◆ What you have to do:
Note each line of the entries that includes "screenshot". Then copy those lines.

◆ Records for the exercise:
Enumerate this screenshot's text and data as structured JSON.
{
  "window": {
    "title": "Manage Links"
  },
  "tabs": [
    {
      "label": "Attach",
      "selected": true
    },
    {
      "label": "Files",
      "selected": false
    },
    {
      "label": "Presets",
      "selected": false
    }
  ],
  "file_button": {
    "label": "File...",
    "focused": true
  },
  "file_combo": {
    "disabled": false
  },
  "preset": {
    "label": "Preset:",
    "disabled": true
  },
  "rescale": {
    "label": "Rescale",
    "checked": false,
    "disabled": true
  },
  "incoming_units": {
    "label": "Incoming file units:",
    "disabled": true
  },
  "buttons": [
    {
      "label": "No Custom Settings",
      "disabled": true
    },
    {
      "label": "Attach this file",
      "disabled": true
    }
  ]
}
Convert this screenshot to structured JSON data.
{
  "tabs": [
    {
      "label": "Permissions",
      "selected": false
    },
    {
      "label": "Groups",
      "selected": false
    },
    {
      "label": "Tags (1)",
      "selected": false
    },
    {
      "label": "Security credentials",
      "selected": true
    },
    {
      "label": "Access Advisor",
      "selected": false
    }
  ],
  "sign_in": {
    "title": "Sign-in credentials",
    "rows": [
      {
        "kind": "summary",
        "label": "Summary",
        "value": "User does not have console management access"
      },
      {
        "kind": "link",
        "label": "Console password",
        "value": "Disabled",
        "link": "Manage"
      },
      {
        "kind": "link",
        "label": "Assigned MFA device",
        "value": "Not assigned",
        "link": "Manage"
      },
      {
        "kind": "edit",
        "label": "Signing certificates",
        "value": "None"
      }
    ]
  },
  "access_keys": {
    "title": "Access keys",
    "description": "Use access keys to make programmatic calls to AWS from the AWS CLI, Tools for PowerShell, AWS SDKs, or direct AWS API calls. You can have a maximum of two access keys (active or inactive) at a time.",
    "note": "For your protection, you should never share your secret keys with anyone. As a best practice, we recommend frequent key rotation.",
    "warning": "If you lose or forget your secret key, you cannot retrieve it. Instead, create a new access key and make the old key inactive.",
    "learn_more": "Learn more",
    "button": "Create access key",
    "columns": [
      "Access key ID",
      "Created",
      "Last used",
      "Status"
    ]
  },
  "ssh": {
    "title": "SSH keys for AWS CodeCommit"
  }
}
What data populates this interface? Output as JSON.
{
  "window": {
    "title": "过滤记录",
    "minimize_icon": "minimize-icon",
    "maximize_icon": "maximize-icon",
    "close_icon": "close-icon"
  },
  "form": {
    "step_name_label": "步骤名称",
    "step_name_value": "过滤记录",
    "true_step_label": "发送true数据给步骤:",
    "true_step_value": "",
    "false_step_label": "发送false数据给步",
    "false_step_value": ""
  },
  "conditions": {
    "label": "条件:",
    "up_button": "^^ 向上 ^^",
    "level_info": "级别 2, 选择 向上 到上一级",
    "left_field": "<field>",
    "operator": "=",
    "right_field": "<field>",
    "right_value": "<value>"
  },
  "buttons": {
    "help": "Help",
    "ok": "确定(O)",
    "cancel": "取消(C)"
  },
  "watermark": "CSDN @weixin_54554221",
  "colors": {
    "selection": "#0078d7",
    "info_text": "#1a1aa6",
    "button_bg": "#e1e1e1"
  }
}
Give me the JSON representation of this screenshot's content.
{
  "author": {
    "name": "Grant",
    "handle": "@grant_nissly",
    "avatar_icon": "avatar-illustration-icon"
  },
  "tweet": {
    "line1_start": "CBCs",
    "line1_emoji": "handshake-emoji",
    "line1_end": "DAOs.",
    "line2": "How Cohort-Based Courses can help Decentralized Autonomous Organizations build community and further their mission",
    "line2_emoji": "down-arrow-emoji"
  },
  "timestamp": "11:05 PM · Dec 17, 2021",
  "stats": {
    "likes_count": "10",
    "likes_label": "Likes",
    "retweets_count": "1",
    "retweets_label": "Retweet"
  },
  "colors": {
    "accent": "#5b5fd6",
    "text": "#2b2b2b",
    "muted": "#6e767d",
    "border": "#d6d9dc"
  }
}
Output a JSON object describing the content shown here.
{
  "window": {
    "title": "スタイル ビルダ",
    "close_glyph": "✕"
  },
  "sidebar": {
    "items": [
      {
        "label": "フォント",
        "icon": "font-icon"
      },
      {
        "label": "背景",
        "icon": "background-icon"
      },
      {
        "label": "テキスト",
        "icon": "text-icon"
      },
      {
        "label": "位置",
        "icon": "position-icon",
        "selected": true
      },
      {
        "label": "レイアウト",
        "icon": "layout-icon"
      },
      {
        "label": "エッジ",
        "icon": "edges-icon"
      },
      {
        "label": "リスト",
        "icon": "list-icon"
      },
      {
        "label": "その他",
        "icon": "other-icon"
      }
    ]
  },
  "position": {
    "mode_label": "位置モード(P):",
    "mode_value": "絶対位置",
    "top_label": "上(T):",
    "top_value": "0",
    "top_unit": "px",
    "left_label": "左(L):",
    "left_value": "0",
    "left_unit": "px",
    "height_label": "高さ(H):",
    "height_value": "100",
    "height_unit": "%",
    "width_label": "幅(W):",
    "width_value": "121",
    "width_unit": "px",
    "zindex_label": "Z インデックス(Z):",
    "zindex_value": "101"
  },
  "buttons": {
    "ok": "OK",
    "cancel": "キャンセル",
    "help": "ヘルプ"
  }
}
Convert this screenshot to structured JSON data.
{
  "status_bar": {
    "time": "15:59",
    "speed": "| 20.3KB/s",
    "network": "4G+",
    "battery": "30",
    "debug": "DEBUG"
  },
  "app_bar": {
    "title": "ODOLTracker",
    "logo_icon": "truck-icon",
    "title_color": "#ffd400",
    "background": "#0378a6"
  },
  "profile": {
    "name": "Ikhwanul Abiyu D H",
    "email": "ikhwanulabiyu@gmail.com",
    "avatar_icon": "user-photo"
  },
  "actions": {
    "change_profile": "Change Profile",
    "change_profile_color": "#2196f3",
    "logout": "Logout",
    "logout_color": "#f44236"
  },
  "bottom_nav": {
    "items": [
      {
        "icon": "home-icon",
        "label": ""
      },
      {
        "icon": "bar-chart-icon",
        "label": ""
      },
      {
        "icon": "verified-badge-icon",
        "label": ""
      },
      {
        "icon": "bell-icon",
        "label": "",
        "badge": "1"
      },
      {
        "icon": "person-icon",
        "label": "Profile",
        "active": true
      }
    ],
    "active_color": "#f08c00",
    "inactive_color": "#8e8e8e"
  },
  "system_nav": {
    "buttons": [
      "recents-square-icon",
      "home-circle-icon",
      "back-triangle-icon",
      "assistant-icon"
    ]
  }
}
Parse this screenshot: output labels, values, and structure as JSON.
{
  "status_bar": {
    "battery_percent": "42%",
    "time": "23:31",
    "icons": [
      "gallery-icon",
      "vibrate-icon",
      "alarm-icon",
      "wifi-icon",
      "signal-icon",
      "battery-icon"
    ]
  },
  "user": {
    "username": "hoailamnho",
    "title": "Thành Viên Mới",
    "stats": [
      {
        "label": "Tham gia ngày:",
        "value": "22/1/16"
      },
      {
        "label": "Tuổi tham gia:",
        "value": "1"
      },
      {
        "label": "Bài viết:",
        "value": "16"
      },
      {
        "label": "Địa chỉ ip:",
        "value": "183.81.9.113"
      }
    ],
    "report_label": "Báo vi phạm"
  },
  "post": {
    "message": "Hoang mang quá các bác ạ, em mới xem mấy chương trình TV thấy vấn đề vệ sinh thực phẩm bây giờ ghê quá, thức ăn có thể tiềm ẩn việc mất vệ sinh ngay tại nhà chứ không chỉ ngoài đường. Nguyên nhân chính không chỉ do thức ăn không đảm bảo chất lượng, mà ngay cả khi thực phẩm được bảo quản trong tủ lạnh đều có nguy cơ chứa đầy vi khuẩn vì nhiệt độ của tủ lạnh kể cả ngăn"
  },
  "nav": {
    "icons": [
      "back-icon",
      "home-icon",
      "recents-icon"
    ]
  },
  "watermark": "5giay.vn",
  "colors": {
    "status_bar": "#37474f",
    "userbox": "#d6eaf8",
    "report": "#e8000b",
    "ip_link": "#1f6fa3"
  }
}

◆ Written answer:
Enumerate this screenshot's text and data as structured JSON.
Convert this screenshot to structured JSON data.
Give me the JSON representation of this screenshot's content.
Convert this screenshot to structured JSON data.
Parse this screenshot: output labels, values, and structure as JSON.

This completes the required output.